The corners have an oversailing 'bird's mouth' arrangement that is treated differently, depending on which geometry it is helping to resolve. On the north-west and south-east corners, the geometry of the building gives a single vertical line and here the corner is treated with a solid metal oversail that projects from the incoming north or south façade. There is a recessed shadow gap to the respective east or west elevations in smooth, continuous vertical glazing, which aids the transition between glass and metallic façades. On the south-west and north-east corners, the geometry follows the fold line, to form an inclined edge that transitions to a vertical line at level 22, where the geometry resolves itself. The corners here feature an oversailing metal frame which projects from the north or south elevation, following the façade's edge as it transitions from an inclined to vertical surface. Here, the projecting oversail is an open frame and again, a recessed glass shadow gap aids the transition between the metal and glass facade types. It gives a lightness of appearance to differentiate it from the solid vertical corners.

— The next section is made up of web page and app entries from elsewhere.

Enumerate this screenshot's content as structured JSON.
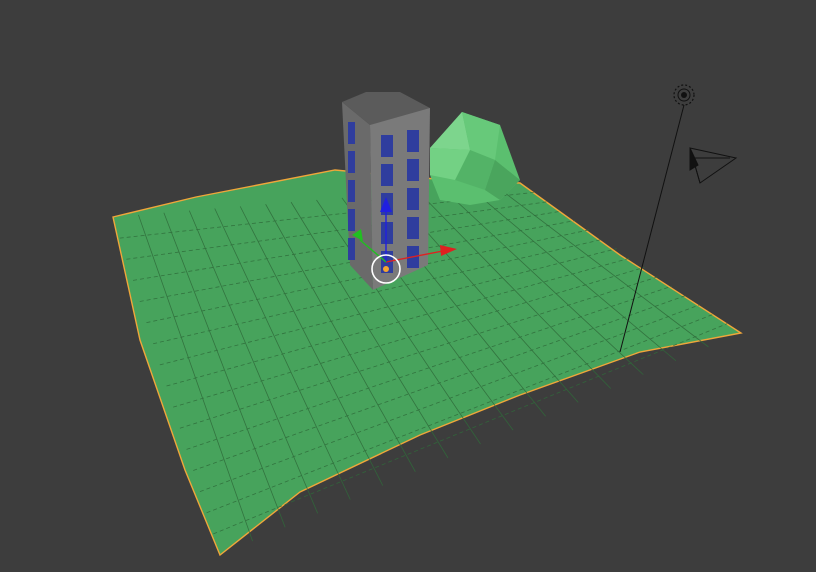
{
  "viewport": {
    "background_color": "#3d3d3d"
  },
  "objects": {
    "plane": {
      "type": "subdivided-plane-mesh",
      "fill_color": "#47a35c",
      "selected_edge_color": "#f0a63a",
      "grid_line_color": "#2f6b3a"
    },
    "hill": {
      "type": "low-poly-mesh",
      "fill_color": "#5bbf6f"
    },
    "building": {
      "type": "tower-mesh",
      "body_color": "#6f6f6f",
      "window_color": "#2f3d9e",
      "window_rows": 5,
      "window_cols_per_face": 2
    },
    "lamp": {
      "type": "lamp-object",
      "line_color": "#111111"
    },
    "camera": {
      "type": "camera-object",
      "line_color": "#111111"
    }
  },
  "gizmo": {
    "x_axis_color": "#e02020",
    "y_axis_color": "#20c020",
    "z_axis_color": "#2020e0",
    "origin_color": "#f5a530",
    "cursor_color": "#ffffff"
  }
}
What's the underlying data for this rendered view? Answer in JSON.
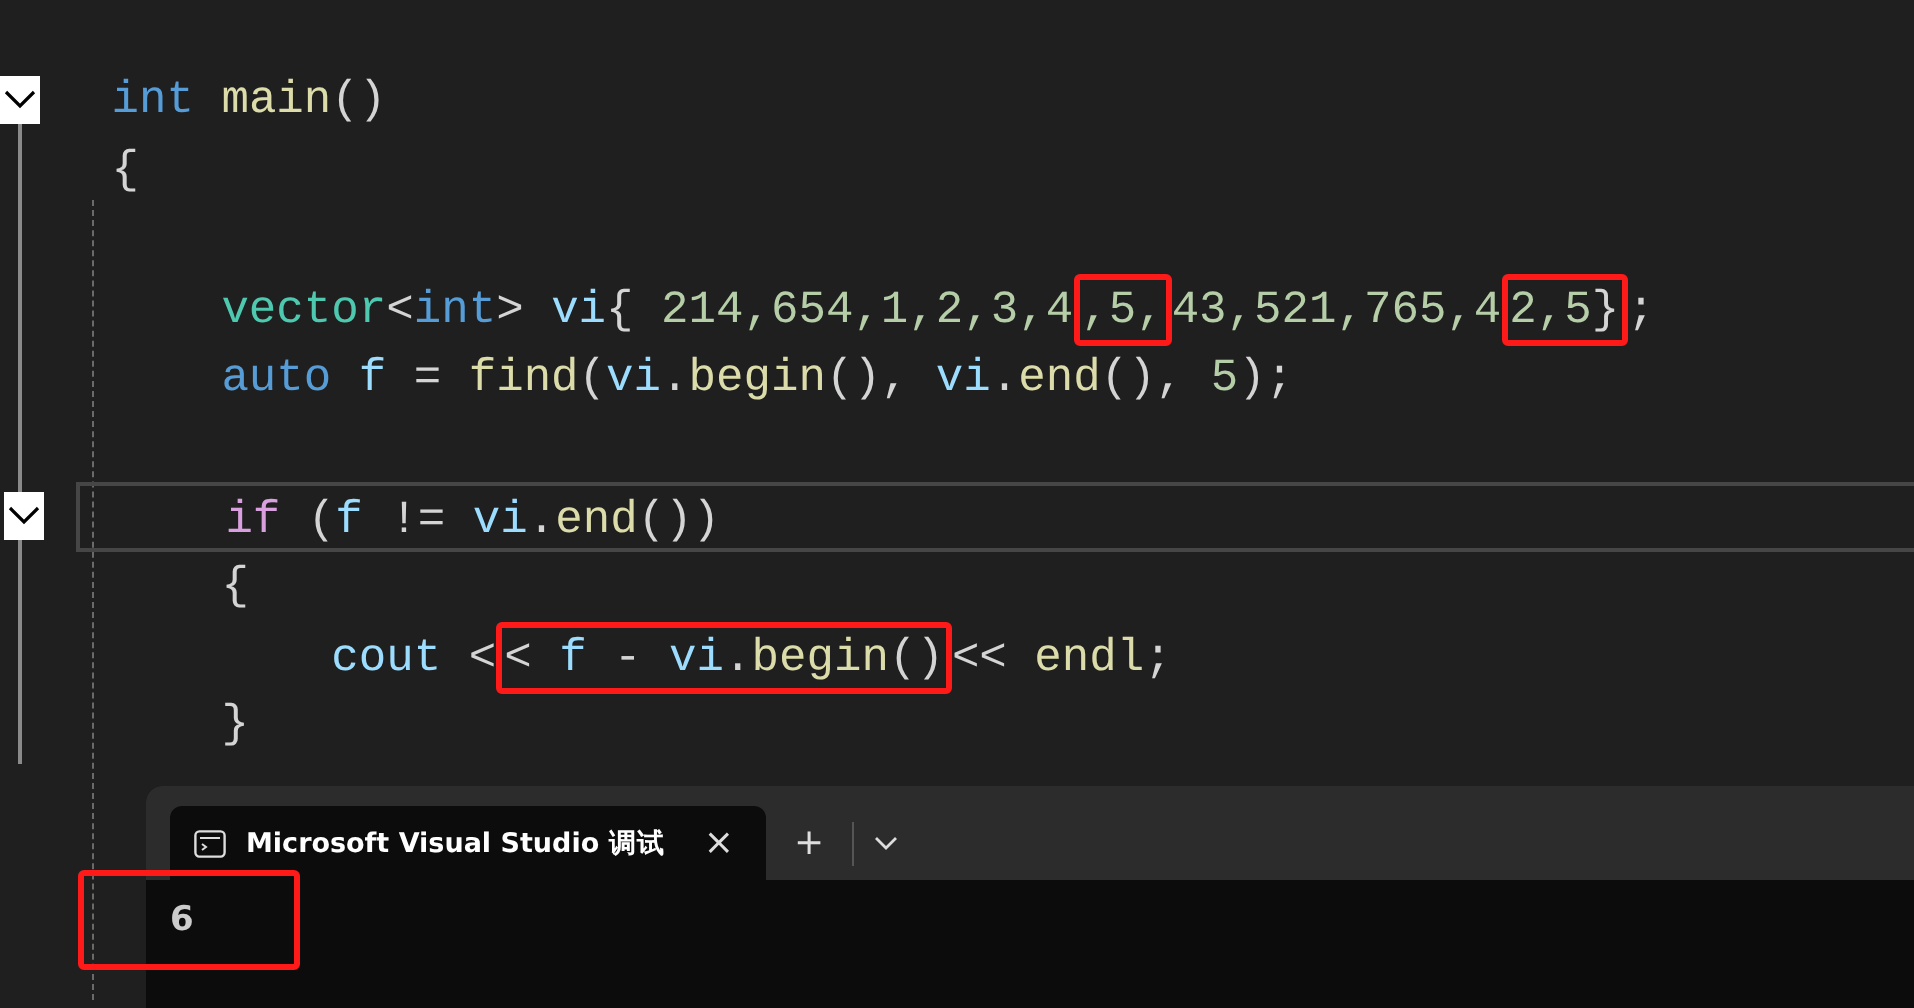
{
  "code_lines": [
    {
      "fold": true,
      "current": false,
      "tokens": [
        {
          "text": "int",
          "kind": "keyword"
        },
        {
          "text": " main",
          "kind": "function"
        },
        {
          "text": "()",
          "kind": "plain"
        }
      ]
    },
    {
      "fold": false,
      "current": false,
      "tokens": [
        {
          "text": "{",
          "kind": "plain"
        }
      ],
      "children": [
        {
          "fold": false,
          "current": false
        },
        {
          "fold": false,
          "current": false,
          "tokens": [
            {
              "text": "vector",
              "kind": "type"
            },
            {
              "text": "<",
              "kind": "plain"
            },
            {
              "text": "int",
              "kind": "keyword"
            },
            {
              "text": ">",
              "kind": "plain"
            },
            {
              "text": " vi",
              "kind": "variable"
            },
            {
              "text": "{ ",
              "kind": "plain"
            },
            {
              "text": "214,654,1,2,3,4",
              "kind": "number"
            },
            {
              "kind": "marked",
              "tokens": [
                {
                  "text": ",5,",
                  "kind": "number"
                }
              ]
            },
            {
              "text": "43,521,765,4",
              "kind": "number"
            },
            {
              "kind": "marked",
              "tokens": [
                {
                  "text": "2,5",
                  "kind": "number"
                },
                {
                  "text": "}",
                  "kind": "plain"
                }
              ]
            },
            {
              "text": ";",
              "kind": "plain"
            }
          ]
        },
        {
          "fold": false,
          "current": false,
          "tokens": [
            {
              "text": "auto",
              "kind": "keyword"
            },
            {
              "text": " f",
              "kind": "variable"
            },
            {
              "text": " = ",
              "kind": "plain"
            },
            {
              "text": "find",
              "kind": "function"
            },
            {
              "text": "(",
              "kind": "plain"
            },
            {
              "text": "vi",
              "kind": "variable"
            },
            {
              "text": ".",
              "kind": "plain"
            },
            {
              "text": "begin",
              "kind": "function"
            },
            {
              "text": "(), ",
              "kind": "plain"
            },
            {
              "text": "vi",
              "kind": "variable"
            },
            {
              "text": ".",
              "kind": "plain"
            },
            {
              "text": "end",
              "kind": "function"
            },
            {
              "text": "(), ",
              "kind": "plain"
            },
            {
              "text": "5",
              "kind": "number"
            },
            {
              "text": ");",
              "kind": "plain"
            }
          ]
        },
        {
          "fold": false,
          "current": false
        },
        {
          "fold": true,
          "current": true,
          "tokens": [
            {
              "text": "if",
              "kind": "control"
            },
            {
              "text": " (",
              "kind": "plain"
            },
            {
              "text": "f",
              "kind": "variable"
            },
            {
              "text": " != ",
              "kind": "plain"
            },
            {
              "text": "vi",
              "kind": "variable"
            },
            {
              "text": ".",
              "kind": "plain"
            },
            {
              "text": "end",
              "kind": "function"
            },
            {
              "text": "())",
              "kind": "plain"
            }
          ]
        },
        {
          "fold": false,
          "current": false,
          "tokens": [
            {
              "text": "{",
              "kind": "plain"
            }
          ],
          "children": [
            {
              "fold": false,
              "current": false,
              "tokens": [
                {
                  "text": "cout",
                  "kind": "variable"
                },
                {
                  "text": " <",
                  "kind": "plain"
                },
                {
                  "kind": "marked",
                  "tokens": [
                    {
                      "text": "< ",
                      "kind": "plain"
                    },
                    {
                      "text": "f",
                      "kind": "variable"
                    },
                    {
                      "text": " - ",
                      "kind": "plain"
                    },
                    {
                      "text": "vi",
                      "kind": "variable"
                    },
                    {
                      "text": ".",
                      "kind": "plain"
                    },
                    {
                      "text": "begin",
                      "kind": "function"
                    },
                    {
                      "text": "()",
                      "kind": "plain"
                    }
                  ]
                },
                {
                  "text": "<< ",
                  "kind": "plain"
                },
                {
                  "text": "endl",
                  "kind": "function"
                },
                {
                  "text": ";",
                  "kind": "plain"
                }
              ]
            }
          ]
        },
        {
          "fold": false,
          "current": false,
          "tokens": [
            {
              "text": "}",
              "kind": "plain"
            }
          ]
        }
      ]
    }
  ],
  "terminal": {
    "tab_title": "Microsoft Visual Studio 调试",
    "close": "×",
    "new_tab": "+",
    "output": [
      {
        "kind": "marked",
        "text": "6"
      }
    ]
  }
}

Mark Foster, director, Allies and Morrison
Start on site 2011 (revised consent and demolition); 2015 (main works)
Completion 2019 (practical completion); 2020 (first tenant completion)
Gross internal floor area 127,000m²
Form of contract Design and Build (with Mulitplex Construction Europe)
Construction cost £430 million
Architect Allies and Morrison with Arney Fender Katsalidis
Client Brookfield Properties
Structural engineer Robert Bird Group
M&E consultant Hilson Moran
Quantity surveyor AECOM
Landscape consultant HED
Acoustic consultant Acoustic Logic
Other consultants Arup
Project manager Gardiner & Theobald
CDM co-ordinator Multiplex Construction Europe
Approved building inspector City of London District Surveyor's Office
Main contractor Multiplex Construction Europe
CAD software used Revit
On-site energy generation From PV and solar: 1%
Airtightness at 50Pa 5.69m³/h.m²
Heating and hot water load 11.85 kWh/m²/yr
Overall area-weighted U-values
wall: 0.46 W/m²K
floor: 0.64 W/m²K
roof: 1.01 W/m²K
windows: 1.58 W/m²K
Annual CO2 emissions 19.5 kgCO2eq/m² (EPC)
Source: Architects Journal